- Task prompt:
Give back each line of the data exactly.

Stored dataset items

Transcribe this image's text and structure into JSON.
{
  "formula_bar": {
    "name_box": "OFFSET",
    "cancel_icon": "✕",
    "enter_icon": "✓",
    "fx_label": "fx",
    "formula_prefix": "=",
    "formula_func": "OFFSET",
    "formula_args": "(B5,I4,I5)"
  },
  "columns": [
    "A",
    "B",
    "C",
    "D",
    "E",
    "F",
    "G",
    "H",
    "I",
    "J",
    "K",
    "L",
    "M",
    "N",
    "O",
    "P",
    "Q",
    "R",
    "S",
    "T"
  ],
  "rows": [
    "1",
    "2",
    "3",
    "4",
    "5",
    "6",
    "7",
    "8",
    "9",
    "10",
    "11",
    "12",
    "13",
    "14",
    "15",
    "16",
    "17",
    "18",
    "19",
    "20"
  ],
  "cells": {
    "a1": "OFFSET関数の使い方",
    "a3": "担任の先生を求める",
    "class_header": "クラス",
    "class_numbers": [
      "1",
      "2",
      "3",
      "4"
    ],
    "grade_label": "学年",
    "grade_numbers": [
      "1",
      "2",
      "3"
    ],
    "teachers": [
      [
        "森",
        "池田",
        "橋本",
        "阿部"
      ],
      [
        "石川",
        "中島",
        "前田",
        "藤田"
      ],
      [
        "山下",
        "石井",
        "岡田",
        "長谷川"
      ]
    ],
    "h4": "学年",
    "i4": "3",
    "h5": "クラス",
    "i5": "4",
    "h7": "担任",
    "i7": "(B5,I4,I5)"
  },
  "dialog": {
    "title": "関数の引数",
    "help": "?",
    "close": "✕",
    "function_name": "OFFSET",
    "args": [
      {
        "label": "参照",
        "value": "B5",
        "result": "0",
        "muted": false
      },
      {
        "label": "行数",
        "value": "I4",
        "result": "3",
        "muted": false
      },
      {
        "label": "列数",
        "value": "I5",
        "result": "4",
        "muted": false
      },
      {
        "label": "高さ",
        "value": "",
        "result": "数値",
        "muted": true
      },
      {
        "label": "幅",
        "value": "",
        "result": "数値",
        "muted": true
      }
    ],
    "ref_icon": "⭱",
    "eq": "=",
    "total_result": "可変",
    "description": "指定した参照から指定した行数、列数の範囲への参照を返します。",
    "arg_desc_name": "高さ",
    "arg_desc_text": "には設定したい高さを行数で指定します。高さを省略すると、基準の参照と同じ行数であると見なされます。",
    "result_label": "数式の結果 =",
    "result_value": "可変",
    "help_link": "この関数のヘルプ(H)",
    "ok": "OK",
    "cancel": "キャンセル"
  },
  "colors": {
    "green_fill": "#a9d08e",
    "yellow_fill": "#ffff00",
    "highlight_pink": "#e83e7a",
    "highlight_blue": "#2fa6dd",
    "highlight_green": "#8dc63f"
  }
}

- Task response:
Transcribe this image's text and structure into JSON.
{
  "formula_bar": {
    "name_box": "OFFSET",
    "cancel_icon": "✕",
    "enter_icon": "✓",
    "fx_label": "fx",
    "formula_prefix": "=",
    "formula_func": "OFFSET",
    "formula_args": "(B5,I4,I5)"
  },
  "columns": [
    "A",
    "B",
    "C",
    "D",
    "E",
    "F",
    "G",
    "H",
    "I",
    "J",
    "K",
    "L",
    "M",
    "N",
    "O",
    "P",
    "Q",
    "R",
    "S",
    "T"
  ],
  "rows": [
    "1",
    "2",
    "3",
    "4",
    "5",
    "6",
    "7",
    "8",
    "9",
    "10",
    "11",
    "12",
    "13",
    "14",
    "15",
    "16",
    "17",
    "18",
    "19",
    "20"
  ],
  "cells": {
    "a1": "OFFSET関数の使い方",
    "a3": "担任の先生を求める",
    "class_header": "クラス",
    "class_numbers": [
      "1",
      "2",
      "3",
      "4"
    ],
    "grade_label": "学年",
    "grade_numbers": [
      "1",
      "2",
      "3"
    ],
    "teachers": [
      [
        "森",
        "池田",
        "橋本",
        "阿部"
      ],
      [
        "石川",
        "中島",
        "前田",
        "藤田"
      ],
      [
        "山下",
        "石井",
        "岡田",
        "長谷川"
      ]
    ],
    "h4": "学年",
    "i4": "3",
    "h5": "クラス",
    "i5": "4",
    "h7": "担任",
    "i7": "(B5,I4,I5)"
  },
  "dialog": {
    "title": "関数の引数",
    "help": "?",
    "close": "✕",
    "function_name": "OFFSET",
    "args": [
      {
        "label": "参照",
        "value": "B5",
        "result": "0",
        "muted": false
      },
      {
        "label": "行数",
        "value": "I4",
        "result": "3",
        "muted": false
      },
      {
        "label": "列数",
        "value": "I5",
        "result": "4",
        "muted": false
      },
      {
        "label": "高さ",
        "value": "",
        "result": "数値",
        "muted": true
      },
      {
        "label": "幅",
        "value": "",
        "result": "数値",
        "muted": true
      }
    ],
    "ref_icon": "⭱",
    "eq": "=",
    "total_result": "可変",
    "description": "指定した参照から指定した行数、列数の範囲への参照を返します。",
    "arg_desc_name": "高さ",
    "arg_desc_text": "には設定したい高さを行数で指定します。高さを省略すると、基準の参照と同じ行数であると見なされます。",
    "result_label": "数式の結果 =",
    "result_value": "可変",
    "help_link": "この関数のヘルプ(H)",
    "ok": "OK",
    "cancel": "キャンセル"
  },
  "colors": {
    "green_fill": "#a9d08e",
    "yellow_fill": "#ffff00",
    "highlight_pink": "#e83e7a",
    "highlight_blue": "#2fa6dd",
    "highlight_green": "#8dc63f"
  }
}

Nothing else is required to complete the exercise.